Jully’s tailoring business

Jully achter haar naaimachine


Jully (35) was raised in a big family of eight children. Her father was an addict and this cost him his job at the Ministry of Agriculture. His drinking problem became worse and worse. Her mother suffered from hypertension and struggled to raise and feed her children. Jully and her siblings had to work to earn money to feed themselves. None of them managed to go to secondary school and some of her siblings even dropped out of school at lower primary. Jully managed to finish class 8.

Eventually Jully got married and left her other siblings, who also later had to get married at a young age. “Today I live with my children a small house in Siaya county, Kenya. The society here is very unfair towards women. They protect men and mistreat women – they want to see us begging rather than working. My husband died of AIDS and people here blame me for his death. His family consider me a killer. In fact, he was the one who infected me. I started taking antiretroviral therapy but he didn’t and he died.”

Stomach ache

In order to be able to raise and feed my children, I found a job at a hotel, where I helped the owner cook.  Life was hard because sometimes the hotel owner didn’t pay me and instead gave me stale food to take home. This food gave my children stomach problems. Then a good neighbour taught me how to tailor using her sewing machine. I left the job at the hotel and helped my neighbour mend clothes. This way I could earn a little income.
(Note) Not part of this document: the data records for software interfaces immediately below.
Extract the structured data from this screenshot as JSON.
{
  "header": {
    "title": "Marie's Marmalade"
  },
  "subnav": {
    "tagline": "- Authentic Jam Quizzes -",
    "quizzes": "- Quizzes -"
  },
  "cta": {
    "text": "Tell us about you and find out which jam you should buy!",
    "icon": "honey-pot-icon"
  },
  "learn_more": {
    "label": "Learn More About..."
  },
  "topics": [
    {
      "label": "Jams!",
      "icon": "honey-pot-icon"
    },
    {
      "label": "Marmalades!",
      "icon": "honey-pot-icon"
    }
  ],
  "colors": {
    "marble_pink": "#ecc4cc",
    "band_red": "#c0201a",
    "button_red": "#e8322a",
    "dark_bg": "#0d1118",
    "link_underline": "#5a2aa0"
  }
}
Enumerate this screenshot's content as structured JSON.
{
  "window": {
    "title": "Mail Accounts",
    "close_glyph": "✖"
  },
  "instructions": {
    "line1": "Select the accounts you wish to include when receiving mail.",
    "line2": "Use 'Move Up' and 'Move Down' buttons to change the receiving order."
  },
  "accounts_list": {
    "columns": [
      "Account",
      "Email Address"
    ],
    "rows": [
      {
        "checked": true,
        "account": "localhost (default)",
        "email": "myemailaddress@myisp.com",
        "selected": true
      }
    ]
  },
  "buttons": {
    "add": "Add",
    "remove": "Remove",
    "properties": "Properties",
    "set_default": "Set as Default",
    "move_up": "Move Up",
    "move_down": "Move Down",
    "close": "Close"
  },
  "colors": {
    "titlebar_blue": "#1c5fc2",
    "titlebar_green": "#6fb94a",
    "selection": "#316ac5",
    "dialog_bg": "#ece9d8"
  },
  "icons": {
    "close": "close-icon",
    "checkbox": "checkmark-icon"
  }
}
When the COVID-19 pandemic started, people stopped coming to mend their clothes. People spent all their money on food because the pandemic made life very expensive and people could only afford to buy a little food to survive. I suffered as some days we would not make any money and I went home with nothing at all. I struggled to feed my family and was forced to take out loans to buy food. I didn’t want to do this but I had no other option – my children needed to eat. I felt overwhelmed.

Jully and her tailoring business

Jully and her tailoring business

My own tailoring business

VSO gave me 10,000 Kenyan Shillings  (almost 100 euros) and I used the money to buy a small sewing machine and cotton materials and I started my own tailoring business. Now I make clothes with good materials and this attracts more customers. I also display clothes as part of my marketing plan. It’s going well with my business and my customers also have more confidence in me. Now I see myself as a professional and modern designer; I’m happy and very proud of myself.

Although it’s going well with my business, I keep anticipating on the future. I want my kids to get better education and a balanced diet. I hope I will be able to make more money and save more. Then maybe in the future, I could open another business, like a beauty parlor.

Youth Employment and Entrepreneurship Project 

Jully is one of the young mothers participating in the Youth Employment and Entrepreneurship Project (YEEP) in Western Kenya. In addition to seed capital, Changemaker Janet trains and mentors Jully and other participants so they can start their own businesses. She also brings the mothers together in groups so they can talk about the challenges they face as young entrepreneurs. In addition, she helps them grow their own vegetable gardens.

Want to know more about YEEP? Read the personal stories (only in Dutch) of mothers Vivian and Josephine

Written by: Hollie Longmore
Edited by: Henk Vaandrager, VSO Nederland
Photo: VSO/Obscura Media